Back in 2007 Waterloo 1815 produced a set of Italian infantry for the First World War, and it was certainly long overdue. However we were disappointed by the quality of the sculpting in several areas, as well as issues with accuracy and posing (read the full review here). In short, it was a disappointment, but hopes were higher when this set 2 was announced, as Waterloo 1815 quality of late has been exceptional, and we looked forward to something much more impressive this time, perhaps replacing the original collection. Instead what we got was a set that included all the poses in the original set (in grey plastic above), plus nine new poses (in light tan colour above).
The difference between the original poses and the new ones could hardly be more striking. The originals struggled to cope with the two-piece mould, had some awkward poses and some quite ugly lines. The new figures are superb, with beautiful forms and all the delightfully clear detail you could wish. Faces and hands are lovely to behold, and all the clothing is entirely plausible with all the folds and creases you would expect. Equipment, and especially weaponry, is very nicely detailed, making identification easy, and all the poses are very natural and well-designed too. Four of the new poses require a separate right arm to be attached (last two in first row and first two in second row), which helps make a great pose, but does require some assembly. Despite the quality of the sculpting we found the fit of these arms was adequate rather than great, but a bit of trimming soon solves any issues. The results are first class, although just a shade too large for our liking.
The original poses offered quite a wide range, including two officers, a flamethrower and a wire-cutter. In general the ideas were fine but the execution left something to be desired.

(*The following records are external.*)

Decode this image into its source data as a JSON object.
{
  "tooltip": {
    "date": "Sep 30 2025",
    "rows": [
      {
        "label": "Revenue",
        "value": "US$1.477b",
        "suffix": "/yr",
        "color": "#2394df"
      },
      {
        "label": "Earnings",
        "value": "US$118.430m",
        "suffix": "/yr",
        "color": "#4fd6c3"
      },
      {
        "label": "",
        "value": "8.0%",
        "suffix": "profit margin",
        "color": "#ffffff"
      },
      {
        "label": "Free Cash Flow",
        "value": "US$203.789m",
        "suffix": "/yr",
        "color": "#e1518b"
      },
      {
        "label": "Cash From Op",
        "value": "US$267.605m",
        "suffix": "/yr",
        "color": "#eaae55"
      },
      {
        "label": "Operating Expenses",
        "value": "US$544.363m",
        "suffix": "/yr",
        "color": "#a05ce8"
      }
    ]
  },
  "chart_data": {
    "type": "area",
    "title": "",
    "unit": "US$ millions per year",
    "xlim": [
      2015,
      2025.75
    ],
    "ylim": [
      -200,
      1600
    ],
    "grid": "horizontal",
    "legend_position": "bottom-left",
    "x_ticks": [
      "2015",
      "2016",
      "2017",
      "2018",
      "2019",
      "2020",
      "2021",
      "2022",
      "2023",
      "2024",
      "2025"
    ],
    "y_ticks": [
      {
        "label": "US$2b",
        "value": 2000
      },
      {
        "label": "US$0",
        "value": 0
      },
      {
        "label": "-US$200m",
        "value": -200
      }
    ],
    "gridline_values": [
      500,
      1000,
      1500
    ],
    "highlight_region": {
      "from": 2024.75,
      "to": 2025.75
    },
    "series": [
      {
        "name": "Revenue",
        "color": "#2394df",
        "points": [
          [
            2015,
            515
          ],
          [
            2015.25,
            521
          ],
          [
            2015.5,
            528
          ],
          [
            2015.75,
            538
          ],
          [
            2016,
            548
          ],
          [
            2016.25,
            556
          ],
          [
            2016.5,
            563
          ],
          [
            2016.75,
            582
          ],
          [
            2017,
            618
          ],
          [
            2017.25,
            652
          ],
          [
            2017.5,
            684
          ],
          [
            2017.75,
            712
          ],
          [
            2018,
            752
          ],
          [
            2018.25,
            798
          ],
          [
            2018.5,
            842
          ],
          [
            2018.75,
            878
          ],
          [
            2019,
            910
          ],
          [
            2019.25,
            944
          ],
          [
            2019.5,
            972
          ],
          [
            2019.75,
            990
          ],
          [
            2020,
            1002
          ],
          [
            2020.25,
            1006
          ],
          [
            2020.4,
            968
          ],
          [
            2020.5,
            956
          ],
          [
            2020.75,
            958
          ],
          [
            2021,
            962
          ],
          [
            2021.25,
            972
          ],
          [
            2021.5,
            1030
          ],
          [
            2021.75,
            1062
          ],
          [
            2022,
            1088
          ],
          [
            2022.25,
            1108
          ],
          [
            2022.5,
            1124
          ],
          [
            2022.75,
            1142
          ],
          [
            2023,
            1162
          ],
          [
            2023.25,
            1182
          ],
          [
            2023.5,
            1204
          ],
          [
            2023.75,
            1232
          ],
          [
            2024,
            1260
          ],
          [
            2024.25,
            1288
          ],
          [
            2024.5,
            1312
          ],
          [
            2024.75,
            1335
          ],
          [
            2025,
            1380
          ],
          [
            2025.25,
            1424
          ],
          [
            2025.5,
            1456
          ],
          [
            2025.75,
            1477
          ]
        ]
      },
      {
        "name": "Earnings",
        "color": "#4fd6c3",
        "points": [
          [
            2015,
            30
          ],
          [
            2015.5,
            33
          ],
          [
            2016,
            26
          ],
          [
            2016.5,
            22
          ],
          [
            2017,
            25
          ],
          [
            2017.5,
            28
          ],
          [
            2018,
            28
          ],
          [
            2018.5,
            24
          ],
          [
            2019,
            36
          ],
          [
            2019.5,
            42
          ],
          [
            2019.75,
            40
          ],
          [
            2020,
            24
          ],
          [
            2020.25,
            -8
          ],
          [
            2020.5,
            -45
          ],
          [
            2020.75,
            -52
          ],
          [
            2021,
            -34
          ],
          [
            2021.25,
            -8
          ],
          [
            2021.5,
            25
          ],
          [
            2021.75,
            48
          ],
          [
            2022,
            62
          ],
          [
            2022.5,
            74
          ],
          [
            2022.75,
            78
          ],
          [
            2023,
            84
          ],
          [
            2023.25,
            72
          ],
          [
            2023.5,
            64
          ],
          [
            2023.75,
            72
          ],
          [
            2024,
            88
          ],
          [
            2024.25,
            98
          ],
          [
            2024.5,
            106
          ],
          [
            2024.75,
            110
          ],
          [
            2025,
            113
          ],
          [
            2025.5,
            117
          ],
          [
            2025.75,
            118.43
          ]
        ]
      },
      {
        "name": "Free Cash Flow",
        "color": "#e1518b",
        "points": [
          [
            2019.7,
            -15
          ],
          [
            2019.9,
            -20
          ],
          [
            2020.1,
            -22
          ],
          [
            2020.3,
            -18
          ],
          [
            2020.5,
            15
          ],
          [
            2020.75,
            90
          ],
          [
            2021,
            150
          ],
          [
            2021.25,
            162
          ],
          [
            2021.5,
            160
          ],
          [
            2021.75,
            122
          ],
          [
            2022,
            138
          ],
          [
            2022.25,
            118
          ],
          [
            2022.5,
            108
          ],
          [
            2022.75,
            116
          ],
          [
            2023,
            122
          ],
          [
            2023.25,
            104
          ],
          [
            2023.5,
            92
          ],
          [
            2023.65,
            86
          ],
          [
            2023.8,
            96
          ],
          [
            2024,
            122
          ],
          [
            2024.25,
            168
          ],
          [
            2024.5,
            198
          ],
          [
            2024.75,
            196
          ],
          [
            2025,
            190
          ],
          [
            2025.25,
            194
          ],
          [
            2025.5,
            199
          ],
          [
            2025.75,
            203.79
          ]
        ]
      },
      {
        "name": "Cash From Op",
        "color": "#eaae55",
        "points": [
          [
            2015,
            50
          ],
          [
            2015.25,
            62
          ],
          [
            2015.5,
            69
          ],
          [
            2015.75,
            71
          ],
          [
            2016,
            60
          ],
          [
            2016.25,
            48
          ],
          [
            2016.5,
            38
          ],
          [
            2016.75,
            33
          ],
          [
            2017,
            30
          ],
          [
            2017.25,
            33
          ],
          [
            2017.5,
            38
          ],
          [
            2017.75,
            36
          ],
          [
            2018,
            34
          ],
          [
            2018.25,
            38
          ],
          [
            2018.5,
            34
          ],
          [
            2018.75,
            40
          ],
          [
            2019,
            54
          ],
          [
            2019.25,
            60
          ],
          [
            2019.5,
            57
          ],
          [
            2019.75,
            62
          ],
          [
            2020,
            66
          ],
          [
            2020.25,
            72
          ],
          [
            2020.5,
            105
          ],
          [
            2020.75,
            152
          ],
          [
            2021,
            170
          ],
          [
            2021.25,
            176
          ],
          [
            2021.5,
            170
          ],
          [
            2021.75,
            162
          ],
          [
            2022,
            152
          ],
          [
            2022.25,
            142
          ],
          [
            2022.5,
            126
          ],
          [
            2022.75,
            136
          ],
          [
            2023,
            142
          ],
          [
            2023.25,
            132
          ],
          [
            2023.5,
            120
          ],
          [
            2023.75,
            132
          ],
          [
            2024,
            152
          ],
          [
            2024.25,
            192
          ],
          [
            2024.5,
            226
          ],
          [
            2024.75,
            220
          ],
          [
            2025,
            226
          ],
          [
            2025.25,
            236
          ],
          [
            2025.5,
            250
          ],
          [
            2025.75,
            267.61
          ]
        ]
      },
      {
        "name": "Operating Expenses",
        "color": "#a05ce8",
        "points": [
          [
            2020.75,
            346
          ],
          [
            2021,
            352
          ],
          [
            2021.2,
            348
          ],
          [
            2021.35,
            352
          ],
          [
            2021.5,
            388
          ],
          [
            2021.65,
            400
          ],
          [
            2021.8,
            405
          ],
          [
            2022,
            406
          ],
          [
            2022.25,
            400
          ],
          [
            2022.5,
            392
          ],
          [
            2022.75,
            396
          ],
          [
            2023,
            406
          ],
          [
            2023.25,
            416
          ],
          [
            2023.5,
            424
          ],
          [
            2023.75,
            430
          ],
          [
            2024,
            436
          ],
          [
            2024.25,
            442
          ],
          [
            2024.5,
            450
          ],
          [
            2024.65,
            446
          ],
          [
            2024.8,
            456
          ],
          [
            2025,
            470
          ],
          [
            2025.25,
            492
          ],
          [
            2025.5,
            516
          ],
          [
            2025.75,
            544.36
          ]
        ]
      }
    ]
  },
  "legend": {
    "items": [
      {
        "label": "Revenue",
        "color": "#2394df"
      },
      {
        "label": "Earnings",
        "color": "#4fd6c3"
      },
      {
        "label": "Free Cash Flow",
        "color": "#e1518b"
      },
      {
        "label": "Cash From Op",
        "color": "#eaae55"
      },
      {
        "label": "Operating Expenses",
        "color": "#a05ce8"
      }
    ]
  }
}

The nine new poses deal almost exclusively with the ordinary rifleman, and so do much to rebalance the range of poses in this new set. Some of the new poses are very similar to the old ones, but far better done, and all of them deliver standard and very useful figures that any customer will find easy to use. Even the officer, whistle in hand and revolver pointing high in the air, is a great pose and highly appropriate for the sort of warfare in World War I – so much better than men in soft caps waving swords about. So, the old poses are adequate, the new ones are excellent.
The new figures wear the same basic uniform as the old ones, which is the standard M1909 tunic and trousers with puttees. The tunic has concealed buttons, no visible pockets, padded shoulder guards and a stand collar. Again like the old, all the new figures wear the ‘Adrian’ helmet, introduced in 1916, and well done here. The old set lost marks for accuracy thanks to the kit and belts, but the new poses are a vast improvement. They all have the usual two pairs of ammunition pouches on their belt, supported by a strap running round the neck. They all have haversack, water bottle and bayonet scabbard, although annoyingly these sometimes appear on the opposite side to the norm, presumably to aid the sculptor. Whether this happened in reality is hard to judge, but was probably rare if at all. The new officer is much like the men (hooray!) but his tunic is of better quality with visible pocket flaps, and it has shoulder straps too. As well as his pistol holster and ammunition pouches, he has a water bottle and map case (which has had a corner snipped off, unfortunately, for no obvious reason). He also wears breeches rather than ordinary trousers, and long boots rather than puttees, but would still be far less of an obvious target than the sword-carrying figure in the old set.
All the new figures carry the usual 6.5mm Mannlicher-Carcano M1891 rifle, as do the old, but these are much better done, including slings which the old poses lack. Most also have a bayonet attached, which was normal practice when going into battle. The old poses include one man carrying a flamethrower, which would probably have been the French Schilt No 3 bis, but here it is modelled with two slim tanks rather than the single large tank of the actual item, so the accuracy here is doubtful. The man lying on his back is quite nice, and he wears body armour as he reaches up with his wire-cutters. As we have said, by mid-1916 no officer went into action in trench coat and sword, so that figure is of little use.
Apart from the slightly clipped officer’s case, the only other issue with the sculpting of the new figures is that on some the outer pouch of each pair is also reduced, but the contrast in quality and style between the old and new figures remains very stark. The new figures are superb, well sculpted, excellent poses and well-detailed, while the old ones are none of these. That leaves us with a problem with the scores, which many visitors see as very important. Had the set been made up exclusively of the new poses, it would have scored 10 for accuracy, pose quality, sculpting and mould quality (as there is no flash on any of them), but only nine poses scores 6 in this case. However we have to score the set as a whole, and of course the old figures drag down the scores as a result. The old poses do provide more variety of pose and weaponry, so we can understand their inclusion to a degree, but it is the new poses that make this such a good set, so do not worry about the scores below – if you want World War I Italian infantry then this is definitely the set for you, even if you do not use many of the old figures at all.